The author Kenan Malik disagrees: In countries like Saudi Arabia or Jemen the women have no choice other than to wear the burqa. In Europe, he claims, most of them wear it voluntarily. And he says, the burqa ban is "self-defeating and illiberal": "It has become a symbol of the crisis of identity that besets many Western nations.
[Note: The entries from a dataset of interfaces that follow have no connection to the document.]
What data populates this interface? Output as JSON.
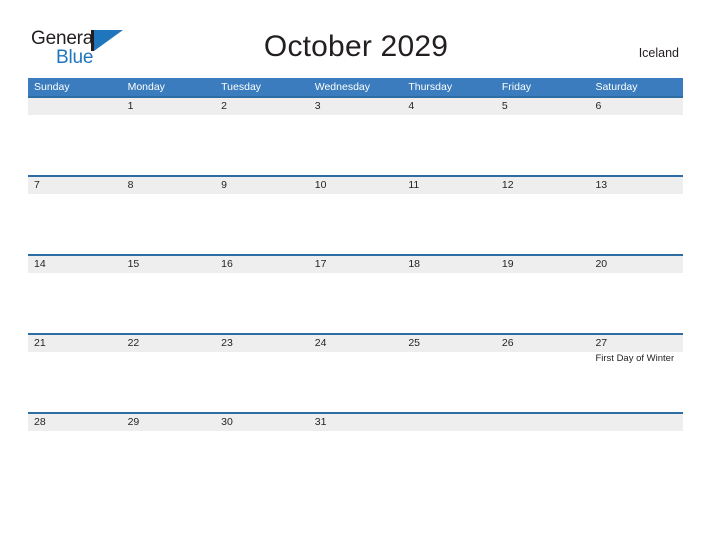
{
  "brand": {
    "name_part1": "General",
    "name_part2": "Blue",
    "mark_icon": "triangle-flag-icon",
    "color_primary": "#1f76bc",
    "color_text": "#231f20"
  },
  "header": {
    "title": "October 2029",
    "locale": "Iceland"
  },
  "calendar": {
    "header_bg": "#3a7cbe",
    "row_band_bg": "#eeeeee",
    "row_border": "#2e6da4",
    "weekdays": [
      "Sunday",
      "Monday",
      "Tuesday",
      "Wednesday",
      "Thursday",
      "Friday",
      "Saturday"
    ],
    "weeks": [
      {
        "days": [
          {
            "date": ""
          },
          {
            "date": "1"
          },
          {
            "date": "2"
          },
          {
            "date": "3"
          },
          {
            "date": "4"
          },
          {
            "date": "5"
          },
          {
            "date": "6"
          }
        ]
      },
      {
        "days": [
          {
            "date": "7"
          },
          {
            "date": "8"
          },
          {
            "date": "9"
          },
          {
            "date": "10"
          },
          {
            "date": "11"
          },
          {
            "date": "12"
          },
          {
            "date": "13"
          }
        ]
      },
      {
        "days": [
          {
            "date": "14"
          },
          {
            "date": "15"
          },
          {
            "date": "16"
          },
          {
            "date": "17"
          },
          {
            "date": "18"
          },
          {
            "date": "19"
          },
          {
            "date": "20"
          }
        ]
      },
      {
        "days": [
          {
            "date": "21"
          },
          {
            "date": "22"
          },
          {
            "date": "23"
          },
          {
            "date": "24"
          },
          {
            "date": "25"
          },
          {
            "date": "26"
          },
          {
            "date": "27",
            "events": [
              "First Day of Winter"
            ]
          }
        ]
      },
      {
        "days": [
          {
            "date": "28"
          },
          {
            "date": "29"
          },
          {
            "date": "30"
          },
          {
            "date": "31"
          },
          {
            "date": ""
          },
          {
            "date": ""
          },
          {
            "date": ""
          }
        ]
      }
    ]
  }
}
Unable to define clearly what it means to be British or French, politicians have often taken the easy step of railing against symbols of 'alienness'. The burqa bans are an attempt to define 'Western values' by showing what such values or traditions are not, at a time when politicians find it difficult to express what they are."

British intellectuals line up to welcome the Pope: Richard Dawkins snarls: "Go home to your tinpot Mussolini-concocted principality, and don't come back." Francis Wheen and Johann Hari want to see him locked up. Comedian Nick Doody at least pauses to play out a little scenario in his mind: "Anyway, you're probably wondering what this is. It's a condom - don't panic, my intentions are honourable. Now, just relax as I roll it over your head..."

Elet es Irodalom 10.09.2010 (Hungary)

In the debate about the death of constitutional democracy in Hungary, the journalist Janos Avar is pinning his hopes on pressure from the international community. After all this did do some good with Meciar, Kaczynski, Tudjman and Haider: "Of course the principles of democracy may get a bashing every one in a while, but they can never be wiped out within the EU. The French daily Le Monde made a point of 'reminding' Orban that Hungary belongs to a club, in which a very specific set of rules apply. [...] I imagine that there are people in Moscow who might be toying with the idea of undoing all the changes that have happened since 1990. This this would mean supporting a little Danube Putinism, which would undoubtedly blow all the fuses in Washington and Brussels. Then the Hungarian democracy supporters would certainly get some help."

Victor Orban's planned media law will be even more illiberal that its Russian counterpart. But if they want it blocked, journalists will have to take action themselves, writes sociologist Miklos Haraszti, the former OSCE media freedom representative and visiting professor at New York's Columbia University: "It doesn't seem like a good omen for Hungarian journalists – as in Kazakhstan – to be pinning their hopes on foreign quality controllers, seeing them as a sort of manna which will fall from the OSCE, the Council of Europe, the EU or even the UN. They are forgetting that international norms can only come into effect if journalists make a stand for them first, as happened in Slovakia under the Fico government or recently in Italy, when the journalists protested with their empty front pages in a show of mutual solidarity. Until it senses resistance on the domestic front, the govern will simply ignore warnings from abroad."

The Independent 10.09.2010 (UK)

In the name of honour, women are being burned, beheaded, stoned and stabbed, electrocuted, strangled and buried alive. According to UN estimates 5,000 women are murdered in this way every year. Women's organisations in the affected countries put the numbers at four times this amount. In a series of remarkable articles Robert Fisk examines here, here, here and here the crimes against women in Egypt, Jordan, Pakistan, and the Palestinian territories. Frazana Bari, a lecturer at the Qaid al-Azzam University in Islamabad explained the problem to him in the final article: "'Honour' for men is connected with women's behaviour because they are seen as the property of the family – and of the community,' she says. 'They have no independent identities, they are not independent human beings. Men also think of women as an extension of themselves. When women violate these standards, this is a direct blow to the man's sense of identity. So of course, women must inculcate these values to their children. You fail as a mother and a wife if your children don't meet these standards." - let's talk european